## [Your instructions]
A single number is the answer: the count of lines in these records with "Tweets" in them.

## [Data shown]
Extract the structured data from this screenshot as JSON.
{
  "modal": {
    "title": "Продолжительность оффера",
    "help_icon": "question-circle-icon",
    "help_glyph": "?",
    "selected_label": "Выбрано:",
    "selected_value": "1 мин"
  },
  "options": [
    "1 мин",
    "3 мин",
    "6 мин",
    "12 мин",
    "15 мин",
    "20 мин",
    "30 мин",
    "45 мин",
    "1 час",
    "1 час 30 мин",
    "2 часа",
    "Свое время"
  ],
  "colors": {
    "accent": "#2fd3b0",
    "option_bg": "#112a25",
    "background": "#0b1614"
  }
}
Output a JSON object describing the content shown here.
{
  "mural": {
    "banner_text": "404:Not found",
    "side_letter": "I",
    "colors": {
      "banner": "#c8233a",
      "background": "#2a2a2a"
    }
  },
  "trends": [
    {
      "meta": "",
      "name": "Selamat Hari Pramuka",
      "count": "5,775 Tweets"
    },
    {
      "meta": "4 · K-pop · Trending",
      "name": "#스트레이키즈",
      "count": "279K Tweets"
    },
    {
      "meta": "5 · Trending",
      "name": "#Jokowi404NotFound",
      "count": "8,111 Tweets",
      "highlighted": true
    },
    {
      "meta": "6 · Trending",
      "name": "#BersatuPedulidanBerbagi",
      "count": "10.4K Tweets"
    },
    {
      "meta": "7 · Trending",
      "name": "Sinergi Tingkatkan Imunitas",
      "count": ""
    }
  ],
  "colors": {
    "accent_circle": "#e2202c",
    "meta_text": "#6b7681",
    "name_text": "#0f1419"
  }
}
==
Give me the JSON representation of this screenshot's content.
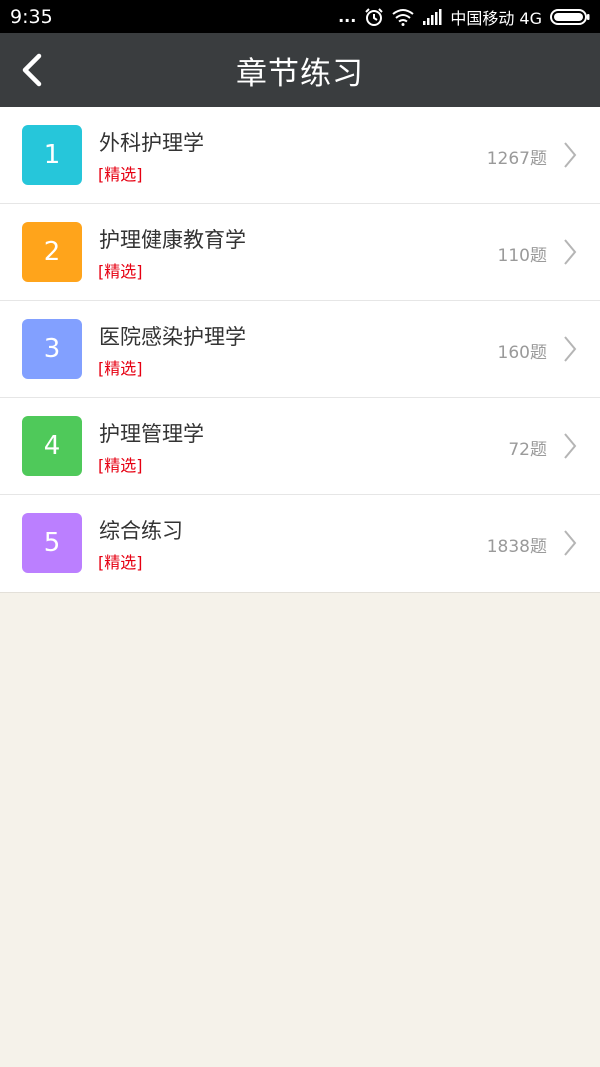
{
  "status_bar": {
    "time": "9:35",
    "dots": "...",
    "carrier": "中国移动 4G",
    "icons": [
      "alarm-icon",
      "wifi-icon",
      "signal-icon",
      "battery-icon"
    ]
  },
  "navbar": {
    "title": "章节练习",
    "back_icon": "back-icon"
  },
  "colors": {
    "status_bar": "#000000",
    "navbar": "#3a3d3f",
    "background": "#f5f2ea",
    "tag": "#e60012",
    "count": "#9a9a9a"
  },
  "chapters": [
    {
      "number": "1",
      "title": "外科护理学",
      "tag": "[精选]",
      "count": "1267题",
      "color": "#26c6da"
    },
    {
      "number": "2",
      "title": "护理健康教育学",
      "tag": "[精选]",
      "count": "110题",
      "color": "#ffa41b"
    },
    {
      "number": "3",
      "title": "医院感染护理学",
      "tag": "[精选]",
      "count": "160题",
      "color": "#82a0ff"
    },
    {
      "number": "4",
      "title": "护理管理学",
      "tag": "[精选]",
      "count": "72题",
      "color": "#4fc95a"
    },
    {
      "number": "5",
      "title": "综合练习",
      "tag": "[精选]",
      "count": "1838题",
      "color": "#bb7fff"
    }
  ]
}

## [Written solution]
4